» **Problem description**: Show, in full, each line of the data that contains "text".

•••

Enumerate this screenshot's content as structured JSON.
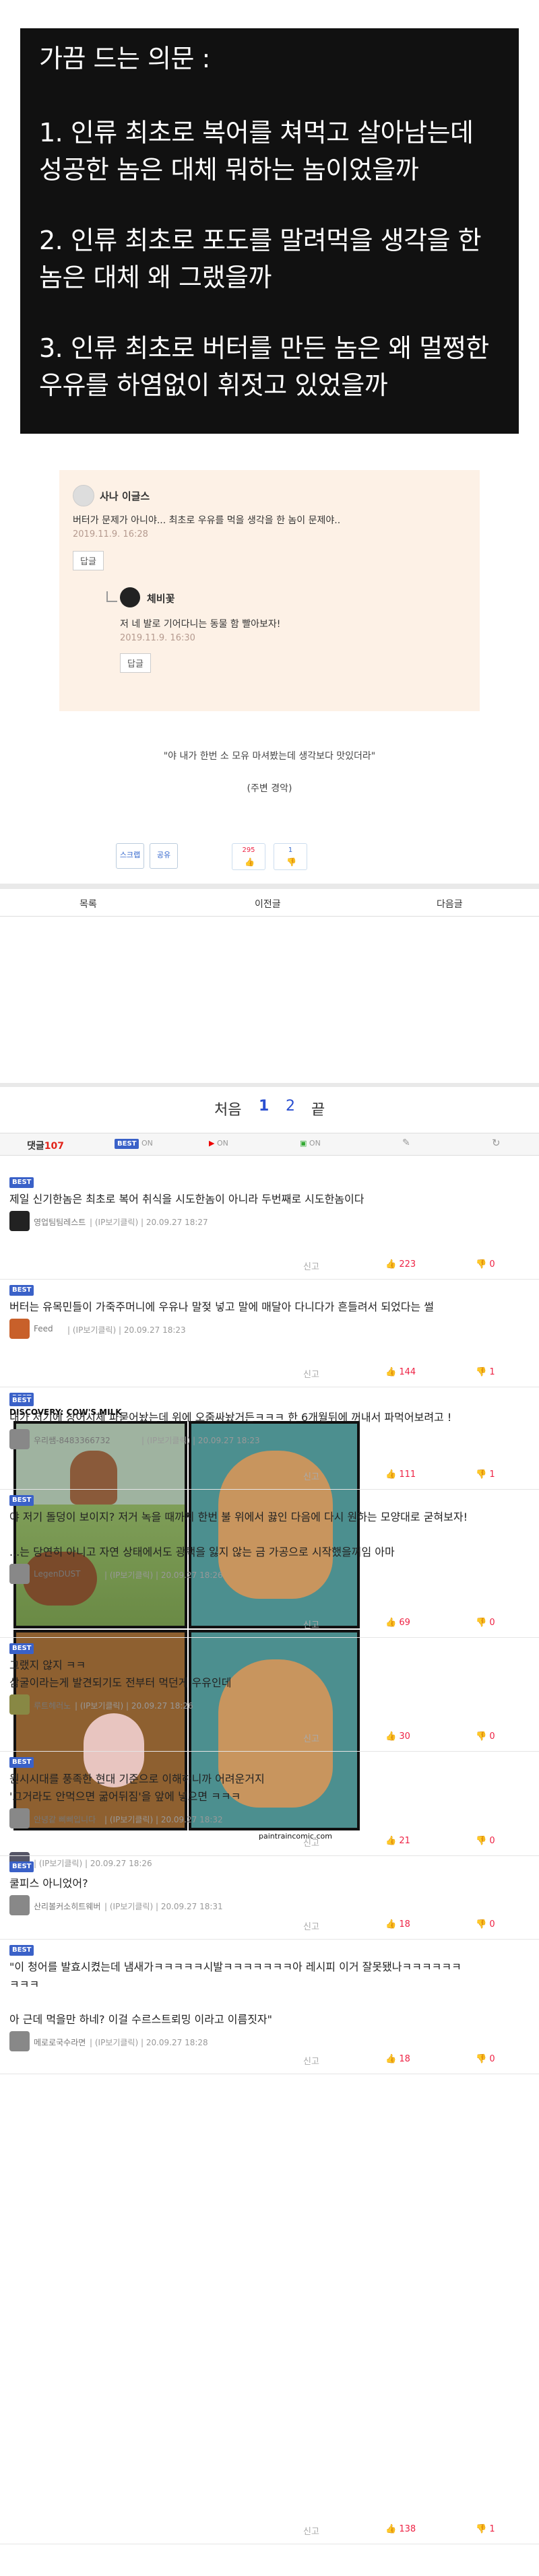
{
  "top_card": {
    "lines": [
      "가끔 드는 의문 :",
      "1. 인류 최초로 복어를 쳐먹고 살아남는데",
      "성공한 놈은 대체 뭐하는 놈이었을까",
      "2. 인류 최초로 포도를 말려먹을 생각을 한",
      "놈은 대체 왜 그랬을까",
      "3. 인류 최초로 버터를 만든 놈은 왜 멀쩡한",
      "우유를 하염없이 휘젓고 있었을까"
    ]
  },
  "comment_box": {
    "c1": {
      "name": "사나 이글스",
      "text": "버터가 문제가 아니야... 최초로 우유를 먹을 생각을 한 놈이 문제야..",
      "date": "2019.11.9. 16:28",
      "reply": "답글"
    },
    "c2": {
      "name": "체비꽃",
      "text": "저 네 발로 기어다니는 동물 함 빨아보자!",
      "date": "2019.11.9. 16:30",
      "reply": "답글"
    }
  },
  "quote": "\"야 내가 한번 소 모유 마셔봤는데 생각보다 맛있더라\"",
  "quote_src": "(주변 경악)",
  "buttons": {
    "scrap": "스크랩",
    "share": "공유",
    "up_count": "295",
    "down_count": "1"
  },
  "nav": {
    "list": "목록",
    "prev": "이전글",
    "next": "다음글"
  },
  "pager": {
    "first": "처음",
    "p1": "1",
    "p2": "2",
    "last": "끝"
  },
  "tabs": {
    "comments_label": "댓글",
    "comments_count": "107",
    "best": "BEST",
    "on1": "ON",
    "on2": "ON",
    "on3": "ON"
  },
  "best_badge": "BEST",
  "report": "신고",
  "comments": [
    {
      "text": "제일 신기한놈은 최초로 복어 취식을 시도한놈이 아니라 두번째로 시도한놈이다",
      "nick": "영업팀팀레스트",
      "meta": "| (IP보기클릭) | 20.09.27 18:27",
      "up": "223",
      "down": "0"
    },
    {
      "text": "버터는 유목민들이 가죽주머니에 우유나 말젖 넣고 말에 매달아 다니다가 흔들려서 되었다는 썰",
      "nick": "Feed",
      "meta": "| (IP보기클릭) | 20.09.27 18:23",
      "up": "144",
      "down": "1"
    },
    {
      "nick": "",
      "meta": "| (IP보기클릭) | 20.09.27 18:26",
      "up": "138",
      "down": "1",
      "comic_title": "DISCOVERY: COW'S MILK",
      "comic_credit": "paintraincomic.com"
    },
    {
      "text": "내가 저기에 상어시체 파묻어놨는데 위에 오줌싸놨거든ㅋㅋㅋ 한 6개월뒤에 꺼내서 파먹어보려고 !",
      "nick": "우리쌤-8483366732",
      "meta": "| (IP보기클릭) | 20.09.27 18:23",
      "up": "111",
      "down": "1"
    },
    {
      "text": "야 저기 돌덩이 보이지? 저거 녹을 때까지 한번 불 위에서 끓인 다음에 다시 원하는 모양대로 굳혀보자!\n\n...는 당연히 아니고 자연 상태에서도 광택을 잃지 않는 금 가공으로 시작했을꺼임 아마",
      "nick": "LegenDUST",
      "meta": "| (IP보기클릭) | 20.09.27 18:26",
      "up": "69",
      "down": "0"
    },
    {
      "text": "그랬지 않지 ㅋㅋ\n삼굴이라는게 발견되기도 전부터 먹던게 우유인데",
      "nick": "루트헤러노",
      "meta": "| (IP보기클릭) | 20.09.27 18:26",
      "up": "30",
      "down": "0"
    },
    {
      "text": "원시시대를 풍족한 현대 기준으로 이해하니까 어려운거지\n'그거라도 안먹으면 굶어뒤짐'을 앞에 넣으면 ㅋㅋㅋ",
      "nick": "안녕같 삐삐입니다",
      "meta": "| (IP보기클릭) | 20.09.27 18:32",
      "up": "21",
      "down": "0"
    },
    {
      "text": "쿨피스 아니었어?",
      "nick": "산리볼커소히트웨버",
      "meta": "| (IP보기클릭) | 20.09.27 18:31",
      "up": "18",
      "down": "0"
    },
    {
      "text": "\"이 청어를 발효시켰는데 냄새가ㅋㅋㅋㅋㅋ시발ㅋㅋㅋㅋㅋㅋㅋ아 레시피 이거 잘못됐나ㅋㅋㅋㅋㅋㅋ\nㅋㅋㅋ\n\n아 근데 먹을만 하네? 이걸 수르스트뢰밍 이라고 이름짓자\"",
      "nick": "메로로국수라면",
      "meta": "| (IP보기클릭) | 20.09.27 18:28",
      "up": "18",
      "down": "0"
    }
  ],
  "colors": {
    "accent": "#3a61c8",
    "comment_count": "#e2231a",
    "up": "#e24",
    "best_bg": "#3a61c8"
  }
}
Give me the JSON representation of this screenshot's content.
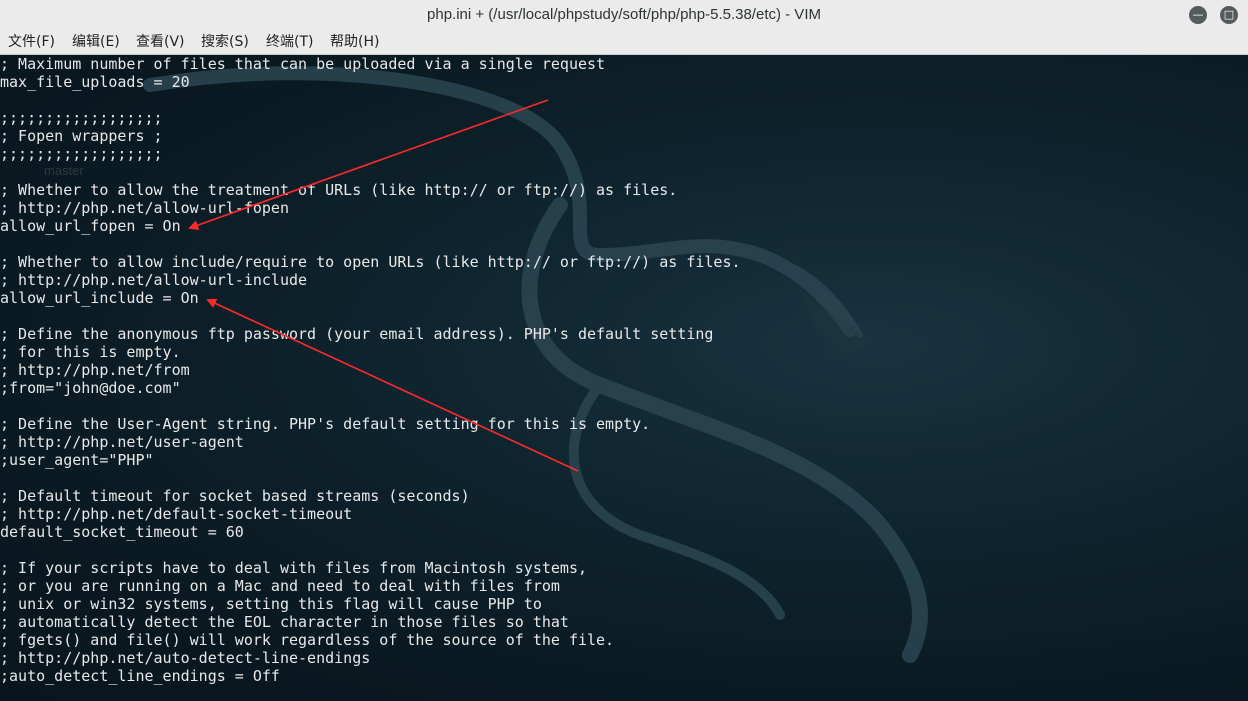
{
  "window": {
    "title": "php.ini + (/usr/local/phpstudy/soft/php/php-5.5.38/etc) - VIM",
    "minimize_glyph": "—",
    "maximize_glyph": "□"
  },
  "menu": {
    "items": [
      {
        "label": "文件(F)"
      },
      {
        "label": "编辑(E)"
      },
      {
        "label": "查看(V)"
      },
      {
        "label": "搜索(S)"
      },
      {
        "label": "终端(T)"
      },
      {
        "label": "帮助(H)"
      }
    ]
  },
  "terminal": {
    "lines": [
      "; Maximum number of files that can be uploaded via a single request",
      "max_file_uploads = 20",
      "",
      ";;;;;;;;;;;;;;;;;;",
      "; Fopen wrappers ;",
      ";;;;;;;;;;;;;;;;;;",
      "",
      "; Whether to allow the treatment of URLs (like http:// or ftp://) as files.",
      "; http://php.net/allow-url-fopen",
      "allow_url_fopen = On",
      "",
      "; Whether to allow include/require to open URLs (like http:// or ftp://) as files.",
      "; http://php.net/allow-url-include",
      "allow_url_include = On",
      "",
      "; Define the anonymous ftp password (your email address). PHP's default setting",
      "; for this is empty.",
      "; http://php.net/from",
      ";from=\"john@doe.com\"",
      "",
      "; Define the User-Agent string. PHP's default setting for this is empty.",
      "; http://php.net/user-agent",
      ";user_agent=\"PHP\"",
      "",
      "; Default timeout for socket based streams (seconds)",
      "; http://php.net/default-socket-timeout",
      "default_socket_timeout = 60",
      "",
      "; If your scripts have to deal with files from Macintosh systems,",
      "; or you are running on a Mac and need to deal with files from",
      "; unix or win32 systems, setting this flag will cause PHP to",
      "; automatically detect the EOL character in those files so that",
      "; fgets() and file() will work regardless of the source of the file.",
      "; http://php.net/auto-detect-line-endings",
      ";auto_detect_line_endings = Off"
    ],
    "desktop_ghost_label": "master"
  },
  "annotations": {
    "arrow_color": "#ff2a2a",
    "arrows": [
      {
        "target": "allow_url_fopen = On"
      },
      {
        "target": "allow_url_include = On"
      }
    ]
  },
  "colors": {
    "titlebar_bg": "#ebebeb",
    "terminal_bg": "#0b1a22",
    "terminal_fg": "#e8e8e8"
  }
}
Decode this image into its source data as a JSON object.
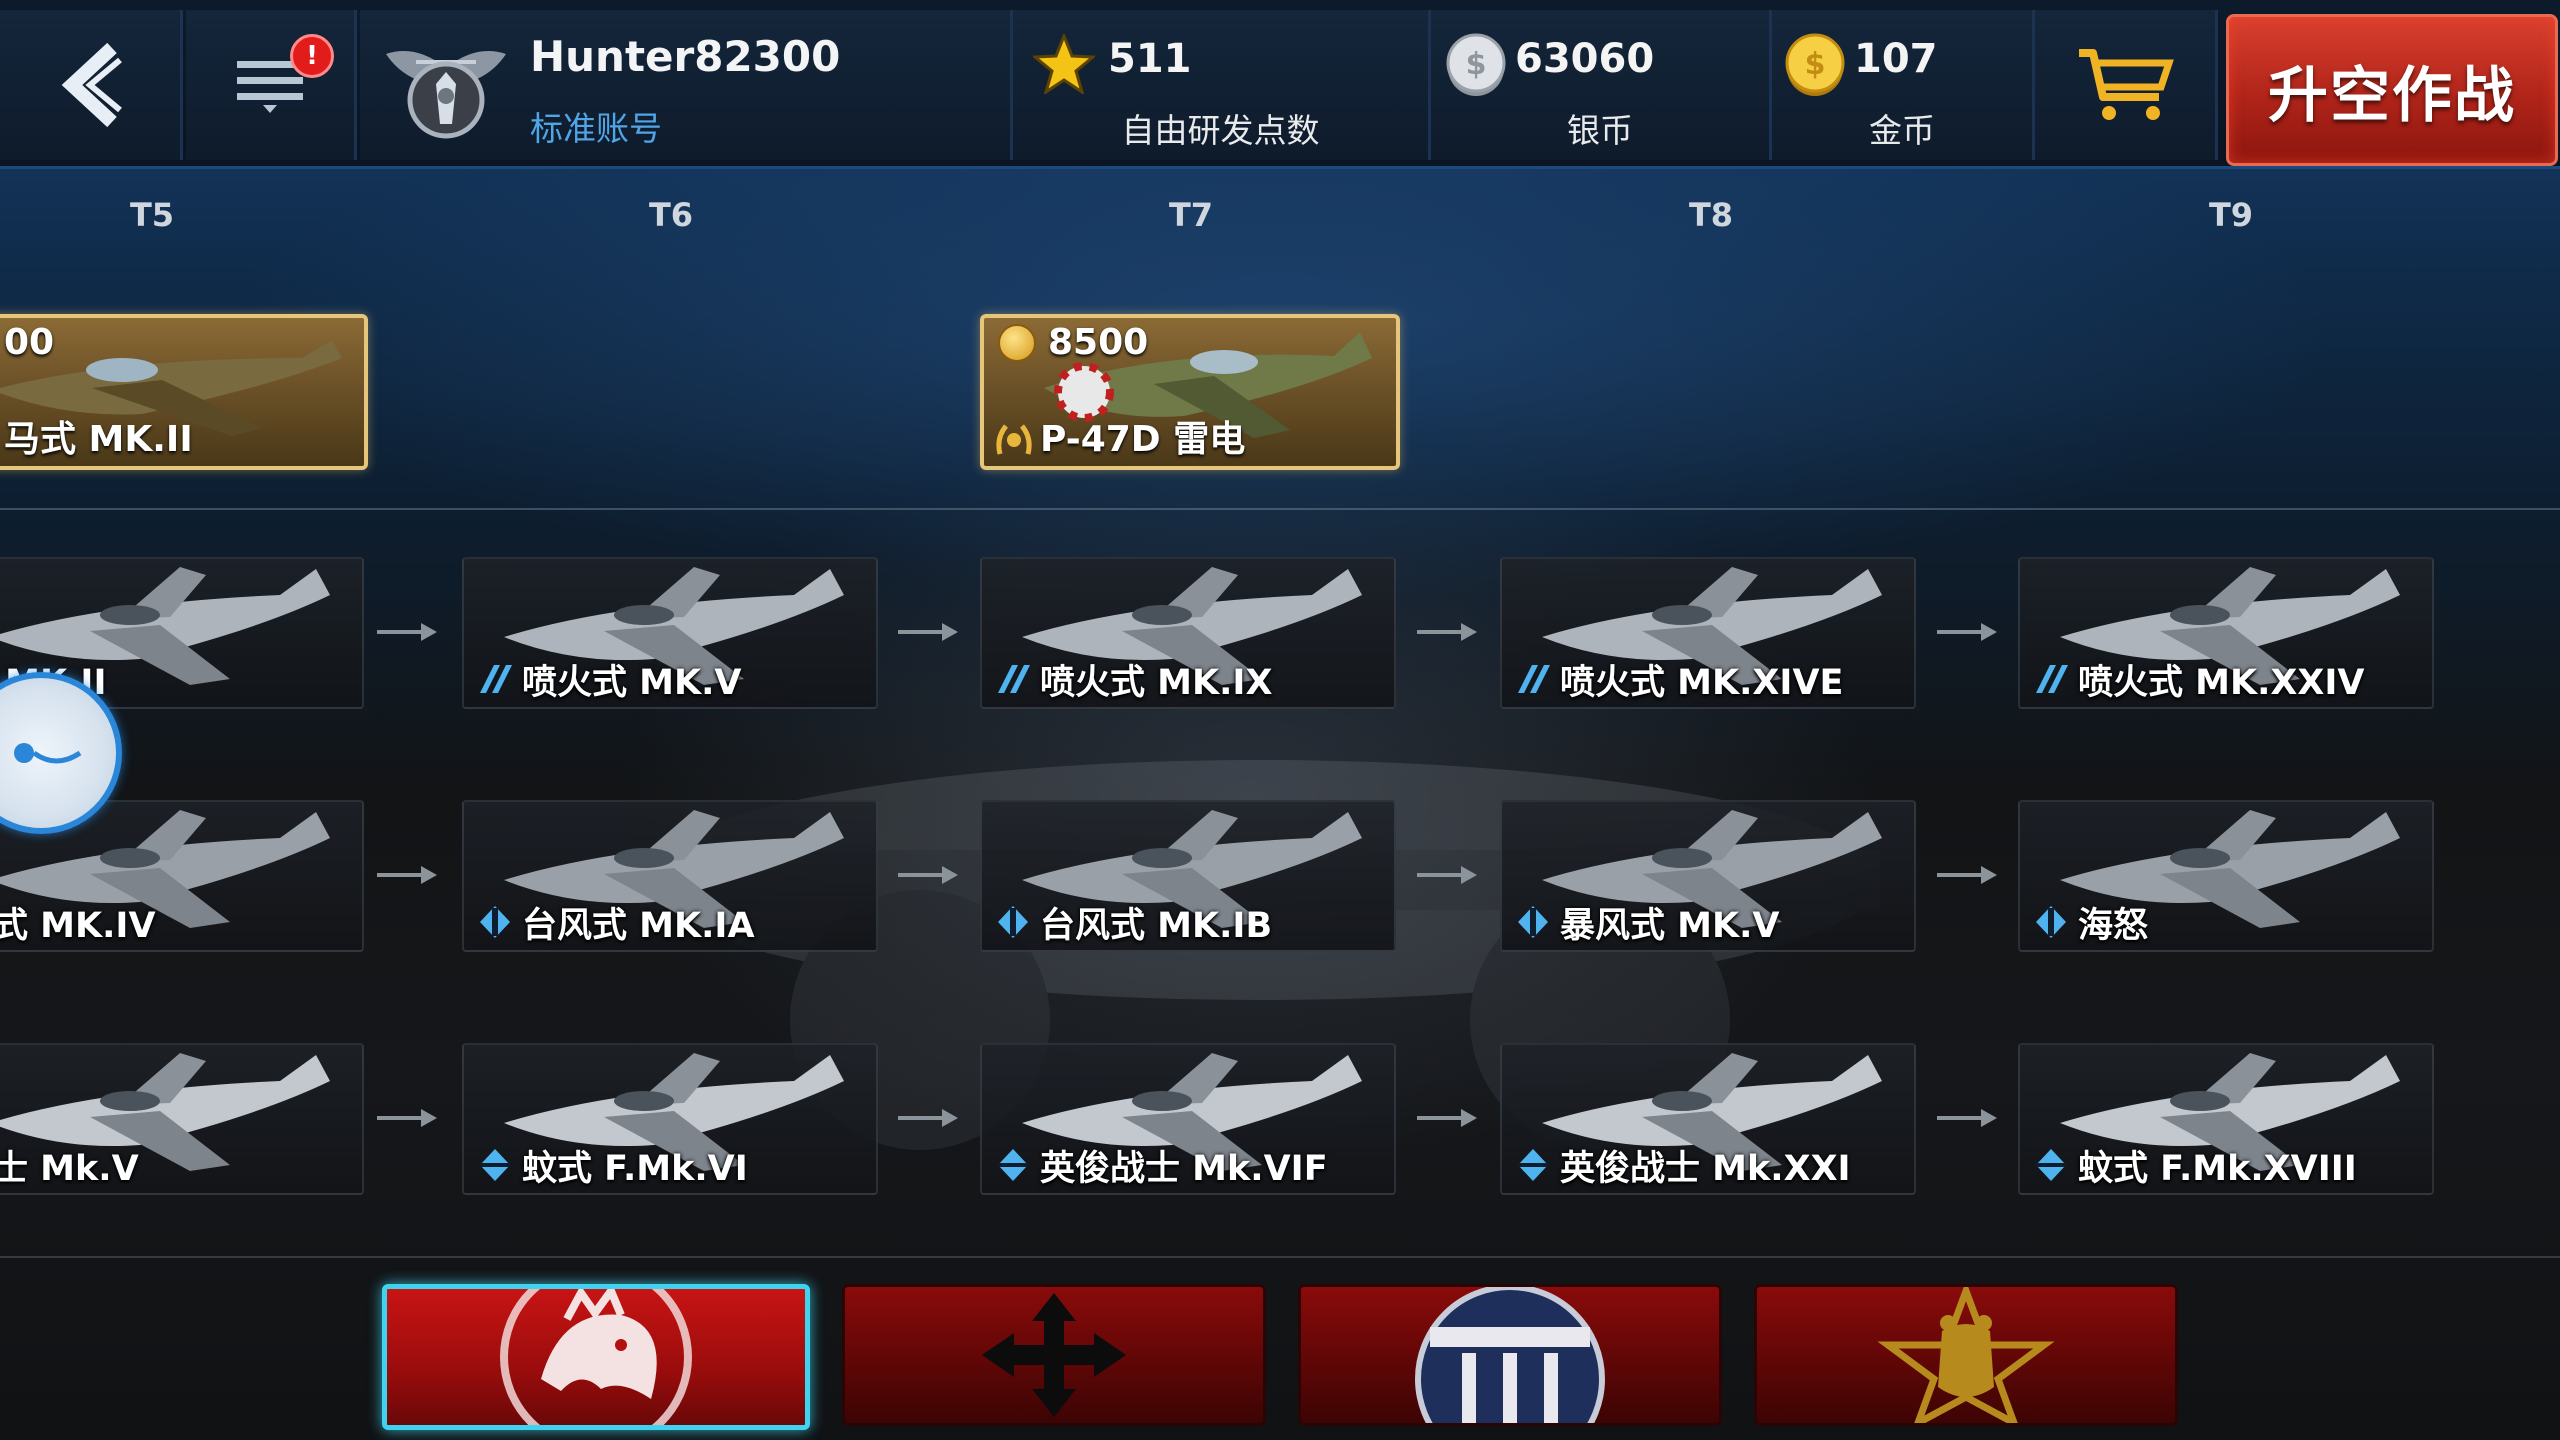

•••

» **Response box**:
      "text": "버터가 문제가 아니야... 최초로 우유를 먹을 생각을 한 놈이 문제야..",
      "text": "저 네 발로 기어다니는 동물 함 빨아보자!",
      "text": "제일 신기한놈은 최초로 복어 취식을 시도한놈이 아니라 두번째로 시도한놈이다",
      "text": "버터는 유목민들이 가죽주머니에 우유나 말젖 넣고 말에 매달아 다니다가 흔들려서 되었다는 썰",
      "text": "내가 저기에 상어시체 파묻어놨는데 위에 오줌싸놨거든ㅋㅋㅋ 한 6개월뒤에 꺼내서 파먹어보려고 !",
      "text": "야 저기 돌덩이 보이지? 저거 녹을 때까지 한번 불 위에서 끓인 다음에 다시 원하는 모양대로 굳혀보자!\n\n...는 당연히 아니고 자연 상태에서도 광택을 잃지 않는 금 가공으로 시작했을꺼임 아마",
      "text": "그랬지 않지 ㅋㅋ\n삼굴이라는게 발견되기도 전부터 먹던게 우유인데",
      "text": "원시시대를 풍족한 현대 기준으로 이해하니까 어려운거지\n'그거라도 안먹으면 굶어뒤짐'을 앞에 넣으면 ㅋㅋㅋ",
      "text": "쿨피스 아니었어?",
      "text": "\"이 청어를 발효시켰는데 냄새가ㅋㅋㅋㅋㅋ시발ㅋㅋㅋㅋㅋㅋㅋ아 레시피 이거 잘못됐나ㅋㅋㅋㅋㅋㅋ\nㅋㅋㅋ\n\n아 근데 먹을만 하네? 이걸 수르스트뢰밍 이라고 이름짓자\"",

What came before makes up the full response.